This week’s debate among seven Republican candidates for president in 2012 was useful. It helped sort out more-serious candidates from those who have little chance of winning the nomination.
It introduced some of the hopefuls to a national audience, allowing them to put forward their most important campaign points. And it enabled the candidates to interact with each other.
The candidates mostly espoused classic Republican positions — no surprise there. They were unanimous in their opposition to anything President Obama favors, insisting he had wrecked the economy and that they would fix it.
Other debate themes included states’ rights versus federal action, opposition to abortion, the ostensible virtues of the private sector over government’s role, and hostility to public subsidies for private business (although no one denounced corporate tax breaks).

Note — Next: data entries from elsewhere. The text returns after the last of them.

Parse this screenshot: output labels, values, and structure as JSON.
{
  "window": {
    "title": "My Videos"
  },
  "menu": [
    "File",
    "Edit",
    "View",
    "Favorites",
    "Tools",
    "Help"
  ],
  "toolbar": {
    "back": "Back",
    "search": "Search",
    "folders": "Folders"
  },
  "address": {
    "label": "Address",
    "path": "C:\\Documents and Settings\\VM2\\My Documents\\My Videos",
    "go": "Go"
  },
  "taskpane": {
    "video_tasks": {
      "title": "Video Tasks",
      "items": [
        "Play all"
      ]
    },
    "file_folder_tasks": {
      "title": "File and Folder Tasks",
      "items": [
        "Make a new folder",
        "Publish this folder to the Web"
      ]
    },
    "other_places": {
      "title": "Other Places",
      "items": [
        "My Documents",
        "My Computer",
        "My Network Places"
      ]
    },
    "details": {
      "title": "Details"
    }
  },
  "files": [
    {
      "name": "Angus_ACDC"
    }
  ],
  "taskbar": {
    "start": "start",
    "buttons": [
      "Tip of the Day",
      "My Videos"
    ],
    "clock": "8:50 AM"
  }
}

New Hampshire, as usual, will be the site of the first state presidential primary, in February, 2012, although it will follow the Iowa caucuses. Missing from Monday’s debate were several potential candidates whose entry could change the tone, if not the direction, of the Republican battle.
Monday’s debate helped move the political ball forward in helping Republican voters learn about their choices in this large field. In that respect, consider the debate progress.